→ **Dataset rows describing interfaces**

::::::

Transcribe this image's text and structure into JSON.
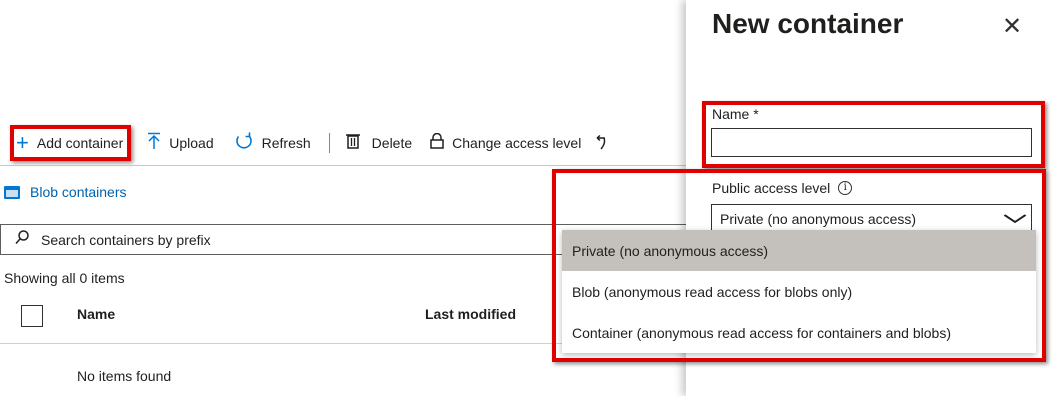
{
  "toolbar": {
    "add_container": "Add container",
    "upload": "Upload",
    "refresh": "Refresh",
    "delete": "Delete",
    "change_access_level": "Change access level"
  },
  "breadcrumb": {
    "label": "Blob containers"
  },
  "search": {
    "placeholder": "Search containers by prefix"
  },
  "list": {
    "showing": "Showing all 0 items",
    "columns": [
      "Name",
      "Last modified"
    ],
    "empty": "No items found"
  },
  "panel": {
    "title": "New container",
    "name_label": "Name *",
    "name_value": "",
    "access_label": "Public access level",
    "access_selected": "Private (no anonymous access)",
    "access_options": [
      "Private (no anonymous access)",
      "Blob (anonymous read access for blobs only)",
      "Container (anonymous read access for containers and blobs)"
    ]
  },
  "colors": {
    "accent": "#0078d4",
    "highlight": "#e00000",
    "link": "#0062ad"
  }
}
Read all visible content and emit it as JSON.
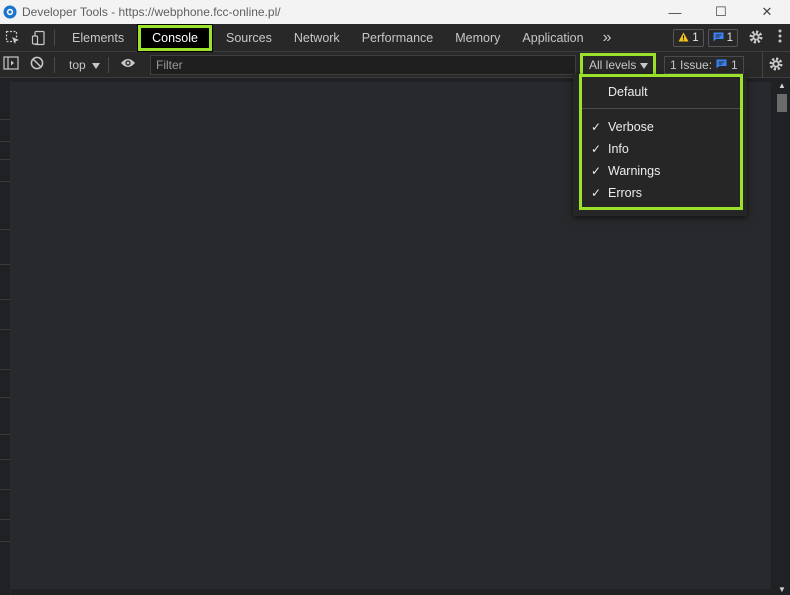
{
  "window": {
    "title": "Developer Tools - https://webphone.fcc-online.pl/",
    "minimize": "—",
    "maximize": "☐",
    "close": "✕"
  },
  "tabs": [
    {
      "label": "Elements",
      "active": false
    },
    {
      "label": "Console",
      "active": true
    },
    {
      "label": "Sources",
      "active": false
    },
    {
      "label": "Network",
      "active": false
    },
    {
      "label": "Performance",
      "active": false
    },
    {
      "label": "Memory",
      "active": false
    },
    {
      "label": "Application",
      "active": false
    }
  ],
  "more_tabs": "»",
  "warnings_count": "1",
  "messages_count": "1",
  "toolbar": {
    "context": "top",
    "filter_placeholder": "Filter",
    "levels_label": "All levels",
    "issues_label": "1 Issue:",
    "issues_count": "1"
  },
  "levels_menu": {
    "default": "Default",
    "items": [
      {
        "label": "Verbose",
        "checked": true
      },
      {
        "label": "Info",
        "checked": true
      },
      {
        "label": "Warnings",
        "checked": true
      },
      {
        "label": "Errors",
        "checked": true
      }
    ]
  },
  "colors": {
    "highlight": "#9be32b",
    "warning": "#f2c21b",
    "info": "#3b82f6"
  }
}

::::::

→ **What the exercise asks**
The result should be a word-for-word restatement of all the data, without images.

→ **Exercise output**
Transcribe this image's text and structure into JSON.
{
  "toolbar": {
    "add_container": "Add container",
    "upload": "Upload",
    "refresh": "Refresh",
    "delete": "Delete",
    "change_access_level": "Change access level"
  },
  "breadcrumb": {
    "label": "Blob containers"
  },
  "search": {
    "placeholder": "Search containers by prefix"
  },
  "list": {
    "showing": "Showing all 0 items",
    "columns": [
      "Name",
      "Last modified"
    ],
    "empty": "No items found"
  },
  "panel": {
    "title": "New container",
    "name_label": "Name *",
    "name_value": "",
    "access_label": "Public access level",
    "access_selected": "Private (no anonymous access)",
    "access_options": [
      "Private (no anonymous access)",
      "Blob (anonymous read access for blobs only)",
      "Container (anonymous read access for containers and blobs)"
    ]
  },
  "colors": {
    "accent": "#0078d4",
    "highlight": "#e00000",
    "link": "#0062ad"
  }
}
Read all visible content and emit it as JSON.
{
  "window": {
    "title": "Developer Tools - https://webphone.fcc-online.pl/",
    "minimize": "—",
    "maximize": "☐",
    "close": "✕"
  },
  "tabs": [
    {
      "label": "Elements",
      "active": false
    },
    {
      "label": "Console",
      "active": true
    },
    {
      "label": "Sources",
      "active": false
    },
    {
      "label": "Network",
      "active": false
    },
    {
      "label": "Performance",
      "active": false
    },
    {
      "label": "Memory",
      "active": false
    },
    {
      "label": "Application",
      "active": false
    }
  ],
  "more_tabs": "»",
  "warnings_count": "1",
  "messages_count": "1",
  "toolbar": {
    "context": "top",
    "filter_placeholder": "Filter",
    "levels_label": "All levels",
    "issues_label": "1 Issue:",
    "issues_count": "1"
  },
  "levels_menu": {
    "default": "Default",
    "items": [
      {
        "label": "Verbose",
        "checked": true
      },
      {
        "label": "Info",
        "checked": true
      },
      {
        "label": "Warnings",
        "checked": true
      },
      {
        "label": "Errors",
        "checked": true
      }
    ]
  },
  "colors": {
    "highlight": "#9be32b",
    "warning": "#f2c21b",
    "info": "#3b82f6"
  }
}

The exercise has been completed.